The Microsoft Store in Windows 11 may soon let you download third-party widgets – tiny apps that provide at-a-glance info, such as the current weather, or local traffic – according to one eagle-eyed Twitter user.
FireCube did some digging recently and spotted that the widget manifest has been updated to reference downloading widgets.
Widget manifest update shows more evidence of being able to download third party widgets and updates from the Microsoft Store.#Windows11 #FluentDesign pic.twitter.com/RgBYCq7sgZApril 13, 2022Ads
The text informing users that they can “download new widgets and widget updates in Microsoft Store” is another piece of evidence that the eventual plan is to let developers put their third-party widgets in the Store, and let Windows 11 users download whatever they want.

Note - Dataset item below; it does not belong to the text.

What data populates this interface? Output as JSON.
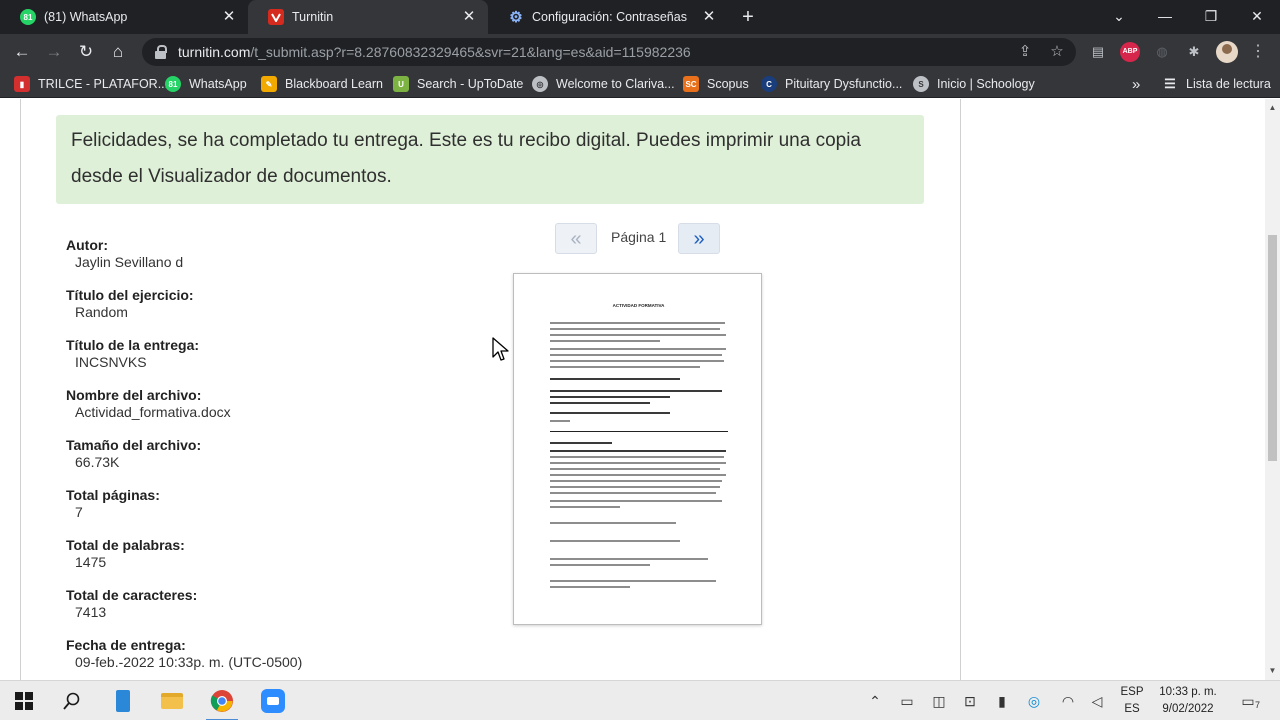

The widgets panel would then be more useful, of course, with a bigger range of options and plenty more scope for customization, compared to the current situation where people can only use Microsoft’s own widgets in the panel.
As Windows Central, which spotted this, points out, its own Zac Bowden – a prolific source of Microsoft leaks – has previously said that the widget panel is expected to be getting third-party efforts, plus new features, and indeed that developers have already been briefed as to how third-party widgets will function. Previous leaks have pointed to third-party widgets being inbound, too.
Bowden made those comments in December 2021, four months ago now, and with this latest spotting of a nugget of evidence that Microsoft is preparing to implement third-party widgets, it seems a firm enough possibility that they will debut at some point in 2022.
Would that be with the big H2 2022 (Sun Valley 2) update? Maybe, but given that Microsoft has been adding stuff to Windows 11 as and when it likes so far this year – witness the recent arrival of some big interface changes outside of major feature updates – then maybe this clue turning up now is a sign we could be installing third-party widgets in the OS sooner rather than later.
As for the other plans Microsoft has for the widget panel, at its recent Windows 11 reveal, we did catch a glimpse of a full-screen panel; so that could be in the pipeline too (and it’d provide more screen real-estate to populate with third-party widgets).
The widget panel is, of course, a divisive feature, and some folks really don’t appreciate it, viewing it as a rather pointless element of the UI. Its usefulness is certainly limited in its current form, being restricted to Microsoft services (like OneDrive, for example, and the likes of MSN weather).
Opening up the ability to add a huge range of new widgets from all over the shop would certainly help to make the panel a more compelling feature for Windows 11, and markedly improve the perception of this part of the interface.